§ Exercise brief
Report every line of the records beneath this task that holds the string "true".

Stored data entries

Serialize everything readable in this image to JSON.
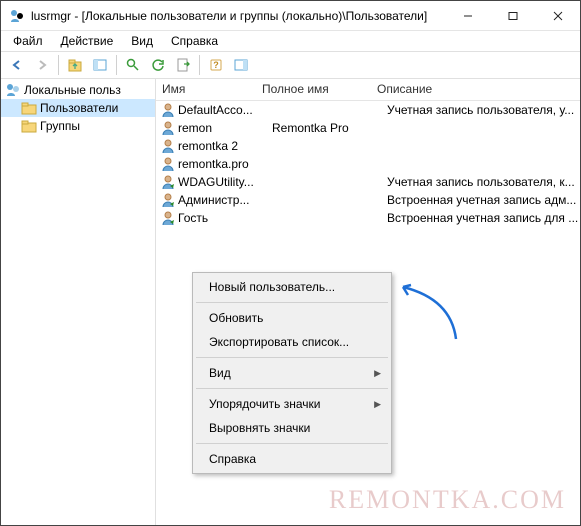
{
  "title": "lusrmgr - [Локальные пользователи и группы (локально)\\Пользователи]",
  "menus": {
    "file": "Файл",
    "action": "Действие",
    "view": "Вид",
    "help": "Справка"
  },
  "tree": {
    "root": "Локальные польз",
    "children": {
      "users": "Пользователи",
      "groups": "Группы"
    }
  },
  "columns": {
    "name": "Имя",
    "fullname": "Полное имя",
    "description": "Описание"
  },
  "users": [
    {
      "name": "DefaultAcco...",
      "fullname": "",
      "description": "Учетная запись пользователя, у..."
    },
    {
      "name": "remon",
      "fullname": "Remontka Pro",
      "description": ""
    },
    {
      "name": "remontka 2",
      "fullname": "",
      "description": ""
    },
    {
      "name": "remontka.pro",
      "fullname": "",
      "description": ""
    },
    {
      "name": "WDAGUtility...",
      "fullname": "",
      "description": "Учетная запись пользователя, к..."
    },
    {
      "name": "Администр...",
      "fullname": "",
      "description": "Встроенная учетная запись адм..."
    },
    {
      "name": "Гость",
      "fullname": "",
      "description": "Встроенная учетная запись для ..."
    }
  ],
  "context_menu": {
    "new_user": "Новый пользователь...",
    "refresh": "Обновить",
    "export_list": "Экспортировать список...",
    "view": "Вид",
    "arrange_icons": "Упорядочить значки",
    "align_icons": "Выровнять значки",
    "help": "Справка"
  },
  "watermark": "REMONTKA.COM"
}
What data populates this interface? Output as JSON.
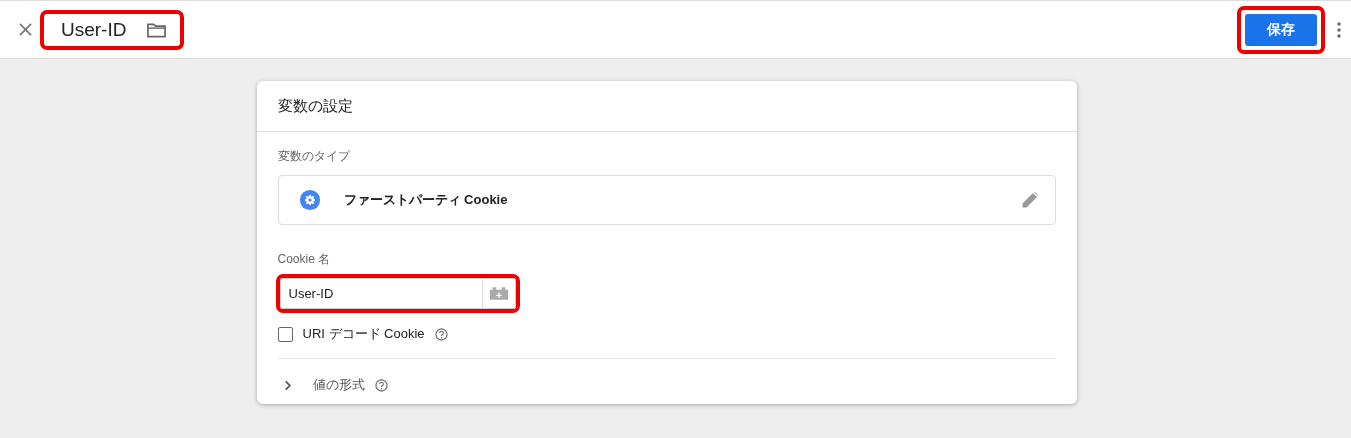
{
  "header": {
    "title": "User-ID",
    "title_highlighted": true,
    "save_label": "保存",
    "save_highlighted": true
  },
  "card": {
    "title": "変数の設定",
    "type_label": "変数のタイプ",
    "type_name": "ファーストパーティ Cookie",
    "cookie_label": "Cookie 名",
    "cookie_value": "User-ID",
    "cookie_highlighted": true,
    "uri_decode": {
      "label": "URI デコード Cookie",
      "checked": false
    },
    "format": {
      "label": "値の形式",
      "expanded": false
    }
  }
}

§ Result
    "title_highlighted": true,
    "save_highlighted": true
    "cookie_highlighted": true,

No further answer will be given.